As I put together lists of plants according to the season that they bloom, I often come up short on spring blooming plants. In a prairie, many plants are slow to get growing in the spring until warmer temperatures spur growth. One of the more tried and true spring blooming perennials I like to include on my lists, especially in partial sun areas, is Aquilegia canadensis, or columbine.
The Columbine flower
Columbine is one of the most popular plants for shade. However, it grows quite well in sunny spots with morning sun and afternoon shade. This spring blooming (May-June) woodland native is essentially two flowers in one! It has an inner yellow flower surrounded by a delicate spurred outer flower. These nectar-rich blooms are a favorite of butterflies, other pollinators, and even hummingbirds in the spring.
Its scientific name and common name reference a couple of birds. The genus name Aquilegia comes from a combination of the Latin word “aquila” (meaning eagle for the five spurs resembling an eagle claw) and the Latin word for “columba” (meaning dove, for five doves nestled together).
The blue-green foliage elongates in the spring, with reddish stems topped by the elegant flowers. After blooming the stems dry. I like to cut back these flower stems to the rosette of foliage. If you leave the flower stems, the brown capsules, full of black seeds, will fall and seed themselves in your garden for next season. Occasionally, the foliage will be infested with leaf miners. Simply cut the foliage back to remove the unsightly leaves and let it regrow a new rosette of lobed leaves. Then you can distribute the seeds in other areas where you would like some more plants.
Caring for Columbine
Columbine is easy to establish in partial sun to full shade conditions. It is quite adaptable, growing in wet to medium dry soils. It makes a nice combination with golden alexander, blue star, false sunflower and sky blue aster. A pink version of Aquilegia canadensis was actually discovered in Marion County, Kansas by the late Al Gantz and introduced by Dyck Arboretum of the Plains.

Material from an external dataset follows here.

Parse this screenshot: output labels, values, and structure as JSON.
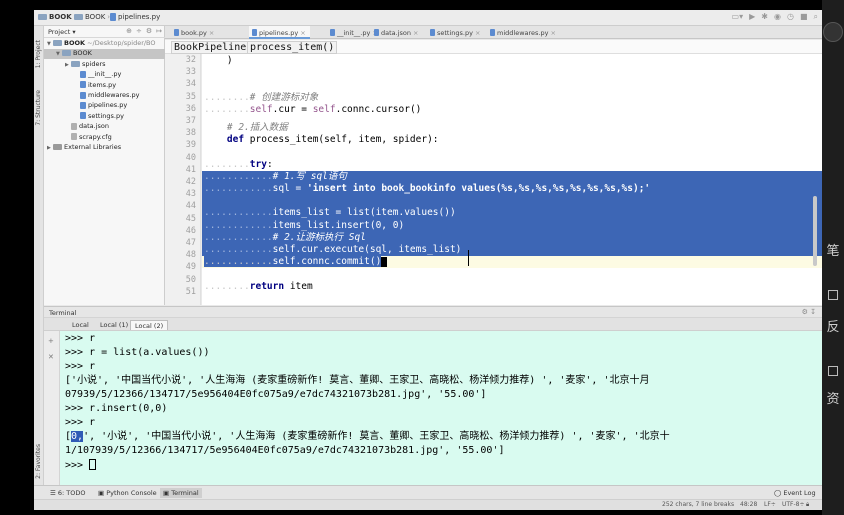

As you put together your plant list for a design or matrix planting, don’t overlook the obvious. Columbine is a wonderful woodland wildflower that should be brought out of the shadows. Include it in your design as a filler to add an early pop of color in the spring in your partial shade/sun site.